Source data Block Start

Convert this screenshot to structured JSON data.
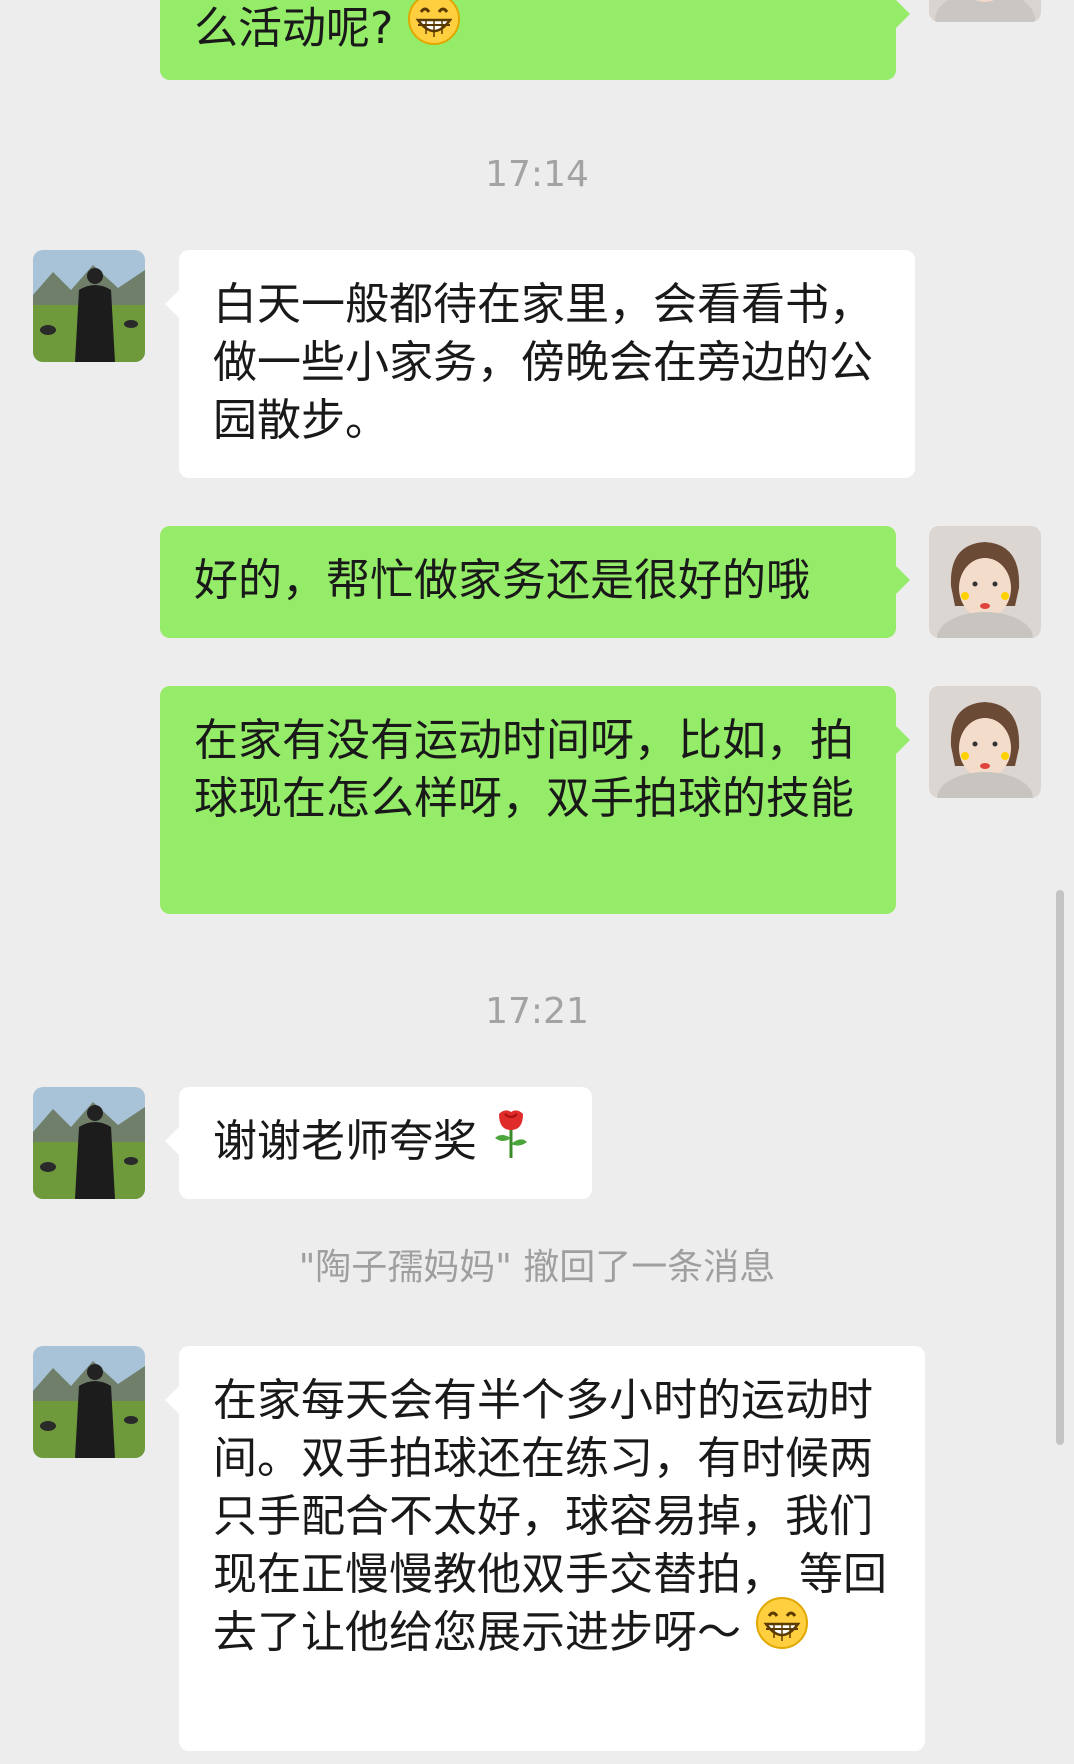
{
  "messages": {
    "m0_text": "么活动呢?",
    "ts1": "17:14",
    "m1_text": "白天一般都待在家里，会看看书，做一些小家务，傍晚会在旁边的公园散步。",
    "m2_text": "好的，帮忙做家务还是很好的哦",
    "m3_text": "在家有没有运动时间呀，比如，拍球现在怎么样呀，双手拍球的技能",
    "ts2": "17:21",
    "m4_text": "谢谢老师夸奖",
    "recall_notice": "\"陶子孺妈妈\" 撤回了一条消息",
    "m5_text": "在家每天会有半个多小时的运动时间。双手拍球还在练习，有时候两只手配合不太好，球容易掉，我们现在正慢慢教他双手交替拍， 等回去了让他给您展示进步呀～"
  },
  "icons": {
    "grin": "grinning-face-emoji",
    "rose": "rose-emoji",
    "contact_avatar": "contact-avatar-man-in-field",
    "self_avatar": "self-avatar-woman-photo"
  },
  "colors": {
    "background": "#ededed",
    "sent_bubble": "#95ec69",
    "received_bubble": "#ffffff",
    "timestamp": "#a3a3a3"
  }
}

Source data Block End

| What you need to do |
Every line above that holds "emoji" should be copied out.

| The answer |
    "grin": "grinning-face-emoji",
    "rose": "rose-emoji",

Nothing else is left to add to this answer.